Check the records below line by line, and report how many lines include the string "your". No other words are needed.

(Dataset rows for apps and sites)
........
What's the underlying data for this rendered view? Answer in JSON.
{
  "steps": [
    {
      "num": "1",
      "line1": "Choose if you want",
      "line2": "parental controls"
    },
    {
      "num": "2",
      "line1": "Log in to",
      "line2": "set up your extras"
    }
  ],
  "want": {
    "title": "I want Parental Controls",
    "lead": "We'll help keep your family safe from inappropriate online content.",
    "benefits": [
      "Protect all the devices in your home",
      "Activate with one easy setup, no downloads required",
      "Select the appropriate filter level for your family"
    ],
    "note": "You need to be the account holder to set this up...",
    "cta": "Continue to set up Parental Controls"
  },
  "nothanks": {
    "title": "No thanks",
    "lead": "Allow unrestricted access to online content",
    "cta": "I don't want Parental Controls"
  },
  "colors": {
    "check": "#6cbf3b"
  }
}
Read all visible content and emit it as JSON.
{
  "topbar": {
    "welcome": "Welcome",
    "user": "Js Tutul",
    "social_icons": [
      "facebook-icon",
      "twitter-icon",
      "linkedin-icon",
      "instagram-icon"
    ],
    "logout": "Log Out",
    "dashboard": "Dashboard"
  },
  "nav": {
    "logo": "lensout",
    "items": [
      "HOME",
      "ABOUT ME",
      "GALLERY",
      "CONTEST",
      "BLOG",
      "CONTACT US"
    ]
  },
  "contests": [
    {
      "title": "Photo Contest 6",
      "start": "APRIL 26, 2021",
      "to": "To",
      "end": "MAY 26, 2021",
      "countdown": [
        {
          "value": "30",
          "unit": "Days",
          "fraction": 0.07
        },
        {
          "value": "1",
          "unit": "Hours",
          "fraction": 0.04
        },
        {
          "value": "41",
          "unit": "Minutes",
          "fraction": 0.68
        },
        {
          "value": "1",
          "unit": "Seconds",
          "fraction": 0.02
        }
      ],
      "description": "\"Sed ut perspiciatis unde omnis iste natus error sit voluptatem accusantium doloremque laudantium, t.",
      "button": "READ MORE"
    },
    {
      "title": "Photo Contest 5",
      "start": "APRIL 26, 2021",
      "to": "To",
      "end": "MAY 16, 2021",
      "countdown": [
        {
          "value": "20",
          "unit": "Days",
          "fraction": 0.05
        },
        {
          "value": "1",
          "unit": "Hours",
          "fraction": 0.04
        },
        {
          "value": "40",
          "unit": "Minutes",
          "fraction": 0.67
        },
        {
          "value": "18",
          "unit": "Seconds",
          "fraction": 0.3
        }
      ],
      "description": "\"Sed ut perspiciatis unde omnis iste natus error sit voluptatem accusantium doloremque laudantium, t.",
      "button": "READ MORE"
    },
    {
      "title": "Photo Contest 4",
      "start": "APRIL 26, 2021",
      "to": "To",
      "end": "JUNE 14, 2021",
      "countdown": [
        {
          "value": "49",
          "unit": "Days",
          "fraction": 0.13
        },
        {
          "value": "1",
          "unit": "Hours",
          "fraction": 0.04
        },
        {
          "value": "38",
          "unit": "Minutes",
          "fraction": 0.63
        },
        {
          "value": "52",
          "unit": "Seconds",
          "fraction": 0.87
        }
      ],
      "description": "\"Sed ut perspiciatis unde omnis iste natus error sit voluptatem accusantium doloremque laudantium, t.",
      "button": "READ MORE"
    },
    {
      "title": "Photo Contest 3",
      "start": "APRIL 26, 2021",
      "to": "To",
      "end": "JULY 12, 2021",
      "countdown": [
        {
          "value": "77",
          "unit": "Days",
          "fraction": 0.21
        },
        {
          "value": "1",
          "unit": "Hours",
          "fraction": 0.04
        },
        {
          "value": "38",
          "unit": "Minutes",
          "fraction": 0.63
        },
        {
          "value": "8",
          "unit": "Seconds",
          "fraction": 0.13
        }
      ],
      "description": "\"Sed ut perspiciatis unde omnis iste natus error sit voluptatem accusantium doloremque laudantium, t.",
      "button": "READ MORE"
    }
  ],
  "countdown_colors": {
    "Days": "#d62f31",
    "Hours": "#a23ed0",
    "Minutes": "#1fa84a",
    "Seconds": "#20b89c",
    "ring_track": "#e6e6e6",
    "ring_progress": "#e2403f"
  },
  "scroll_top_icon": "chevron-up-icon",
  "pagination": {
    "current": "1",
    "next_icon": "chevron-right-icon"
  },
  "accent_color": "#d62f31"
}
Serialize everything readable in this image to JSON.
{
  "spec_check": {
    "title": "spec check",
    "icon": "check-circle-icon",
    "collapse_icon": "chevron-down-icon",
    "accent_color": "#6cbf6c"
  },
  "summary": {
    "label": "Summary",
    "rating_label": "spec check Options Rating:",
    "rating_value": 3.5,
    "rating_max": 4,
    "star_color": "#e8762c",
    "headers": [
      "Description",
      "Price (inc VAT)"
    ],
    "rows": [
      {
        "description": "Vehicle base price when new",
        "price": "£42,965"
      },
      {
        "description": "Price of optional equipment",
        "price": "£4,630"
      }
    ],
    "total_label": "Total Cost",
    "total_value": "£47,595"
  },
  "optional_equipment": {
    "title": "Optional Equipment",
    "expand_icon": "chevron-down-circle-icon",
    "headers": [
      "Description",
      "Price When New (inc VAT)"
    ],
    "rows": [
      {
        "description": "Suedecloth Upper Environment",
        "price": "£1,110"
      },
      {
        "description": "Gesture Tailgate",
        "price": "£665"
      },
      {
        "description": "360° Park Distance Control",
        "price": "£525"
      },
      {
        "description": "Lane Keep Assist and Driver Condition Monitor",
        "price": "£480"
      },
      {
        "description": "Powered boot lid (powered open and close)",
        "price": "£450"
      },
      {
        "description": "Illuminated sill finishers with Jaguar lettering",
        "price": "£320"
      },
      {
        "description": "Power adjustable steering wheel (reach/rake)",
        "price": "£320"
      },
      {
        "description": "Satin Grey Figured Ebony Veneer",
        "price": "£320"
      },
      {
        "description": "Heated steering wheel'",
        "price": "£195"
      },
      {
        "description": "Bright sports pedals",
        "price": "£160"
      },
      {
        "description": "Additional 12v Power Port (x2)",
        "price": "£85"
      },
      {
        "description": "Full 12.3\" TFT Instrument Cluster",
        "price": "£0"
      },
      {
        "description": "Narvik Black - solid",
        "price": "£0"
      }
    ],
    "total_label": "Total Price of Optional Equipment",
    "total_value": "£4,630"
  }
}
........
Task response =
4